Even if acts of violence seem to be obviously terrorist in nature sometimes courts disagree.
TORONTO, CANADA — Canada has an advantage when it comes to terrorism. That advantage: it is a rare event here. If we count ALL the attacks and deaths from terrorist acts since this nation was founded on July 1, 1867, and use as broad a definition of terrorism as possible, we come up with 30 deaths more or less (NB I am NOT counting the Air India attack in 1985 since, although it was planned in Canada, it occurred outside our national borders).
30 deaths in 153 years, i.e. one death every five years. Not bad, eh?
This could of course change and there are legitimate, albeit exaggerated, warnings of the scourge of the ‘far right’ in Canada. In addition, thanks to our security intelligence and law enforcement agencies (i.e. CSIS and the RCMP), plots that could have greatly multiplied the death toll were foiled.
To date, however, we have been spared the all too regular scenes of carnage that many of our allies, not to mention nations in Asia and Africa, witness on a monthly (or even weekly or, yikes!, daily) basis.
On this day in 2016, a man was arrested after walking into a Canadian Forces recruiting office in Toronto and allegedly stabbing two Forces members.
Hence, we have not developed a solid way to prosecute individuals brought to court on terrorism charges. Yes, we have had some successful cases wherein we have obtained guilty verdicts, but we have also failed in others and terrorists have walked away. So far, so good: none of the ‘acquitted’ have gone on to do anything nasty but…
2016 Canadian Forces Toronto stagbbing
Today’s featured attack in a good example. On this day in 2016 a man was arrested after walking into a Canadian Forces recruiting office in Toronto armed with a knife and allegedly stabbing two Forces members in an incident that later bore all the hallmarks of a terrorist act. Ayanle Hassan Ali told police that he was acting on orders from “Allah” (“Allah told me to do this, Allah told me to kill people.”). He was charged with attempted murder, aggravated assault, assault with a weapon and possessing a dangerous weapon. Terrorism charges came later.
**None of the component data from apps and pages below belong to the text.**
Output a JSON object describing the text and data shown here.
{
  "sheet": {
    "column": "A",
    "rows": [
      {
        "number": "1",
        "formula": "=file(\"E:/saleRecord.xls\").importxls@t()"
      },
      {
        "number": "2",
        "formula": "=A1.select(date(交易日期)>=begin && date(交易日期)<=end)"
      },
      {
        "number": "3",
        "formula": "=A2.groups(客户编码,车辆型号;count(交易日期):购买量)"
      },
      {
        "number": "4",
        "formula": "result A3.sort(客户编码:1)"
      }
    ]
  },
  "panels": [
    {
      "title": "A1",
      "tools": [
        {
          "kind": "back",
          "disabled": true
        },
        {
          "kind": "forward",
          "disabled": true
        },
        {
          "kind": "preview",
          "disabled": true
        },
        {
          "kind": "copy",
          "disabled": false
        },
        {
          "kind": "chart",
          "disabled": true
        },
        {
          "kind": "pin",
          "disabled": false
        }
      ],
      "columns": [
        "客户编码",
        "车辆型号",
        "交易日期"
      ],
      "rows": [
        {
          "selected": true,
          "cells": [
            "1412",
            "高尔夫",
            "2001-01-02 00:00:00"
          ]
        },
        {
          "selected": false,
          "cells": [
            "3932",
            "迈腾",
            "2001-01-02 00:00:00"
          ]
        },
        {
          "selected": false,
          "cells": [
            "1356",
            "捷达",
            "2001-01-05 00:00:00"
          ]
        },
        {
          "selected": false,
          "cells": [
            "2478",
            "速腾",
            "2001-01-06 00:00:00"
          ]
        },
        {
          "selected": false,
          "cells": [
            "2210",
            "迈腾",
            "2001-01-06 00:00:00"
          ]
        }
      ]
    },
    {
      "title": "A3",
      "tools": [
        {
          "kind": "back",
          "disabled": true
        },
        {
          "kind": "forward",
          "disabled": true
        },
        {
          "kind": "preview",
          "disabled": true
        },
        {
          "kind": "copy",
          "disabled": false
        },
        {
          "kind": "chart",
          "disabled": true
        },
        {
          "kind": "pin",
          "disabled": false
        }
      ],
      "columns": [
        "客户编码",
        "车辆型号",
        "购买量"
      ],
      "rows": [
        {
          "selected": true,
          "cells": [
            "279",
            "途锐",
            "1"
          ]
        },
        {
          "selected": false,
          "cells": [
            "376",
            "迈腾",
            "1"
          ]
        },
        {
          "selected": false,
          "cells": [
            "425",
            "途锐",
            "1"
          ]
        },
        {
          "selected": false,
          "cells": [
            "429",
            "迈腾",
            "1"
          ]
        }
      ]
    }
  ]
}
In May 2018 Ali was acquitted of terror charges and found not criminally responsible. Judge Ian MacDonnell says his actions did not fit the intended scope of Canadian terrorism laws. The defence had successfully shown that Ali suffered from schizophrenia.
The ‘not criminally responsible’ part I get. It is the other part I don’t. The judge erred egregiously when he ruled that as there was no evidence of any connection between Ali and any other person or group in relation to the attack, Canada’s anti-terror laws were not intended for “lone wolf acts.”
Wrong, wrong, wrong.
The Canadian Criminal Code says nothing about the need for membership in a group in the section on terrorism. It speaks of motivation (political, ideological or religious) and a serious act of violence. I have no idea where Judge MacDonnell got his interpretation from.
I do not know where all this goes next. I read where the Trudeau government wants the Justice Department to get better at terrorism prosecutions, as rare as they are.
Fingers crossed they get this done.